Monero Project site compromised, served malware-infected binaries
The official website of the Monero Project has been compromised to serve a malware-infected version of the CLI (command-line interface) wallet.
The malicious file was available for download for around 14 hours and at least one of the users who downloaded the malware has had their funds stolen.
On Tuesday (November 18), a user noticed that the SHA256 hash sum of the 64-bit Linux binary he downloaded from the site did not match the one listed on it, which means that the file had been modified.
The Monero Project team began investigating and confirmed they’ve been compromised.
“It’s strongly recommended to anyone who downloaded the CLI wallet from [web.getmonero.org] between Monday 18th 2:30 AM UTC and 4:30 PM UTC, to check the hashes of their binaries. If they don’t match the official ones, delete the files and download them again. Do not run the compromised binaries for any reason,” they advised.
They pointed users towards two guides for checking the authenticity of downloaded binaries and to an official source of signed hashes, and reassured them that the “binaries are now served from another, safe, source.”
The investigation into how the attackers managed to switch the file without the Monero core team noticing is ongoing, but one of the team members confirmed in a reddit thread that the attackers managed to disable file integrity monitoring on the compromised box, and that’s why they didn’t notice the file switching immediately.
About the malicious binary
“I can confirm that the malicious binary is stealing coins. Roughly 9 hours after I ran the binary a single transaction drained the wallet.

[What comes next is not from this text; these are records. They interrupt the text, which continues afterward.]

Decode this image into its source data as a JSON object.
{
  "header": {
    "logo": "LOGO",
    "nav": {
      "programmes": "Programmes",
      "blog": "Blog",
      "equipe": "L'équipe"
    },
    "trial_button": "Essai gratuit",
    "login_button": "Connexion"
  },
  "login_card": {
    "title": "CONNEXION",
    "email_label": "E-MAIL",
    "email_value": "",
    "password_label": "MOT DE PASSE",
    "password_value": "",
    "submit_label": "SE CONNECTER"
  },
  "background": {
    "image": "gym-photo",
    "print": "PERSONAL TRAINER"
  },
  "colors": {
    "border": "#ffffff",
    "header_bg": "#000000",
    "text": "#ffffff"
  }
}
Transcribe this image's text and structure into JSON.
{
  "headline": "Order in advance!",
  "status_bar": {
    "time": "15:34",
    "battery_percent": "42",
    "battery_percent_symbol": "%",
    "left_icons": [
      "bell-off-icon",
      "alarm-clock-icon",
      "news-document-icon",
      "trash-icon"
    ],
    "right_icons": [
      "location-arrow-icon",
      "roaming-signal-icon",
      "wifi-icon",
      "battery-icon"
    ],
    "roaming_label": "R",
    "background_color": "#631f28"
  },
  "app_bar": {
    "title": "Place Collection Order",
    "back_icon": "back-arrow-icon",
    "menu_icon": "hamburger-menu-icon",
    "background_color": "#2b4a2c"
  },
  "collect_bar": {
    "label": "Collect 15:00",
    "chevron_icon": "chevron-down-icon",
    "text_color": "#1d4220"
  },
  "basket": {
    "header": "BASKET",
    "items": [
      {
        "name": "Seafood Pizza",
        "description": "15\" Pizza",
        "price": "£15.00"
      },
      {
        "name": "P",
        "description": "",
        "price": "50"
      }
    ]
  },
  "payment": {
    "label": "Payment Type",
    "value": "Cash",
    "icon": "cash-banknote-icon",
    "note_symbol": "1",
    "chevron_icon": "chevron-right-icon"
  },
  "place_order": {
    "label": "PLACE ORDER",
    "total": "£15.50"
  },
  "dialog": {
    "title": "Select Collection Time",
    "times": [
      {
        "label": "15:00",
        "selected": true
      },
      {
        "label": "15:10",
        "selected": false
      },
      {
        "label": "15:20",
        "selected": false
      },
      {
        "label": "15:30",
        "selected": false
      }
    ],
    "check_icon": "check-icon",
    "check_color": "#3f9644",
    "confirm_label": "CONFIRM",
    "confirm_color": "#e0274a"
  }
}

I downloaded the build yesterday around 6pm Pacific time,” an affected user shared.
“I have not completed any malware analysis as of yet, but I’d like to get to the bottom of whether the binary is limited to stealing xmr, or also tries to compromise the machine as a whole or any of its files.”
Security researcher Bart Blaze did a quick analysis of the malicious binary and noticed that a few new functions had been added to it, aimed at stealing wallet data crucial for exfiltrating funds from them.
“As far I can see, it doesn’t seem to create any additional files or folders – it simply steals your seed and attempts to exfiltrate funds from your wallet,” he noted.
He also confirmed that the Windows binary of the tool has also been compromised to do the same thing, and offered advice on what to do to protect oneself if they’ve been affected.
The importance of always checking the authenticity of downloaded binaries
“Monero is not the first, nor will it likely be the last cryptocurrency (in this case, its website and binaries) that gets compromised,” Blaze noted.
This incident serves to stress the importance of always checking the integrity of binaries downloaded from any online source.
More information about how the compromise was executed should be available in the coming days.